Funeral provider Dignity has warned over a hit from a 22,000 drop in the number of deaths so far in 2019.
The firm, which operates crematoria at Shrewsbury, Telford, Birmingham and in the Wyre Forest, said underlying operating profits tumbled 42 per cent to £21.7 million in the 13 weeks to March 29 after the number of deaths dropped about 12 per cent to 159,000.
It said it is unlikely this rate of decrease will continue throughout 2019 and the number of deaths is likely to finish about three per cent lower overall, at some 580,000.
But it cautioned that even a three per cent drop would leave operating profits about £3 million to £4 million lower than expected and this result would also require a marked step up in the number of deaths over the second half of the year.
Shares in the Sutton Coldfield-based group – the UK's only listed funerals chain – dropped seven per cent following the announcement.
Mike McCollum, chief executive of Dignity, said: "Whilst the number of deaths in 2019 may mean that our short-term financial performance is lower than we originally anticipated, I am confident that the changes we are making will allow us to generate sustainable growth in the medium to long-term."
The group gave assurances that long-term increases will see the number of deaths reach around 700,000 a year by 2040.
Dignity reported a 15 per cent drop in sales to £81 million over its first quarter, while its market share grew to 11.8 per cent from 11.6 per cent a year earlier.
Dignity cut the prices on several of its packages last year, with the "simple funeral" price reduced by 25 per cent and the no-frills option of direct cremation was extended.
The reductions came amid a price war between Dignity and its main rival The Co-operative Funeralcare, which in October extended its price guarantee to beat competitor quotes.

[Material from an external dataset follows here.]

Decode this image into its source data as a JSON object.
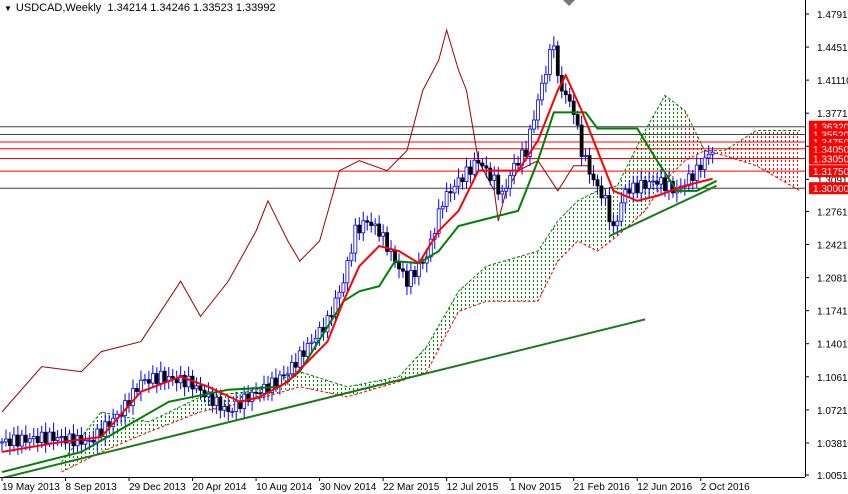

The group and the wider sector has been put under the microscope after the Competition and Markets Authority (CMA) launched an investigation into the funeral market in March, following concerns over high prices and the treatment of vulnerable customers.